DATASET EXCERPTS:

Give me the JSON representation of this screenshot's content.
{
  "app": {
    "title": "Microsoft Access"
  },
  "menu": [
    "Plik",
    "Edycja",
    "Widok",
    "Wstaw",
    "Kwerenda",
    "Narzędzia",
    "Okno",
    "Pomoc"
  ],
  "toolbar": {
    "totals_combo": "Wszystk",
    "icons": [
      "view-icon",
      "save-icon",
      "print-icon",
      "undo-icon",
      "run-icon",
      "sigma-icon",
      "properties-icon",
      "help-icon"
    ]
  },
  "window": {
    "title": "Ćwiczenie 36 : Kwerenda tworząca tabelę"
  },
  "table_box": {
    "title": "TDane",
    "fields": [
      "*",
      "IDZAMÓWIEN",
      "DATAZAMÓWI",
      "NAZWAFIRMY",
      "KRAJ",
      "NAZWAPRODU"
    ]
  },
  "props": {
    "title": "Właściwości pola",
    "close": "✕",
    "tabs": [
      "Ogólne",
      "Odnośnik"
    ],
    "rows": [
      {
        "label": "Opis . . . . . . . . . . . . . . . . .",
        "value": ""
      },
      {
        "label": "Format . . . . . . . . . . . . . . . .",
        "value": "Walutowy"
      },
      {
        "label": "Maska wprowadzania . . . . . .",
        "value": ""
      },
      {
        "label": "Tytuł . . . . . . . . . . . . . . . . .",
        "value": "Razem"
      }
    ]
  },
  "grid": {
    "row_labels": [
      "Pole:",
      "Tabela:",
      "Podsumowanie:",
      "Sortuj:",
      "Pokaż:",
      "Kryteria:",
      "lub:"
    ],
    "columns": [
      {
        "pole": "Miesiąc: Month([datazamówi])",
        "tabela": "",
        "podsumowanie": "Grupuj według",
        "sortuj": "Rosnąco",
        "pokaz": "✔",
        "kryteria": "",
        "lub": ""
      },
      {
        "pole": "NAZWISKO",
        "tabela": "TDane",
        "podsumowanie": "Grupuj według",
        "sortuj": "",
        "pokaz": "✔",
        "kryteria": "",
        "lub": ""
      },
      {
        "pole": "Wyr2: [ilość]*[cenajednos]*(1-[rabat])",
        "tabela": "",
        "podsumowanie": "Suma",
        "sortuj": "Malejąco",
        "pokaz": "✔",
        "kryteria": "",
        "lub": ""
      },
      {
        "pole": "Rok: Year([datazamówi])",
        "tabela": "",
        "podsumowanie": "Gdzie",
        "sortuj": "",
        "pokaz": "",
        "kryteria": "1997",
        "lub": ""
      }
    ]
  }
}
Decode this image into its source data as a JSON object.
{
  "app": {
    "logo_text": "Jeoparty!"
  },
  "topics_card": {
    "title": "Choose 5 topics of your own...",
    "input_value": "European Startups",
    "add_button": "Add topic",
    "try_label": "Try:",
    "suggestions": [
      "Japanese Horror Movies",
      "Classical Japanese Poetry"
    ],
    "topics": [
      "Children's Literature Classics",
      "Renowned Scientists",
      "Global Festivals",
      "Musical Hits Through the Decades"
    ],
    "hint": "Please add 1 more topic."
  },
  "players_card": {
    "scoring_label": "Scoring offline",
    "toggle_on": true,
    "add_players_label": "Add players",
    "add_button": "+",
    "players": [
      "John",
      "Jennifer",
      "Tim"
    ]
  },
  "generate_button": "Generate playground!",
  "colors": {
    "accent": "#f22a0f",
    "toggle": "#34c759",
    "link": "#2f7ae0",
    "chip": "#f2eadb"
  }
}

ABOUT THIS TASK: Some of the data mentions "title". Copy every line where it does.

SOLUTION TO THIS PROBLEM:
    "title": "Microsoft Access"
    "title": "Ćwiczenie 36 : Kwerenda tworząca tabelę"
    "title": "TDane",
    "title": "Właściwości pola",
    "title": "Choose 5 topics of your own...",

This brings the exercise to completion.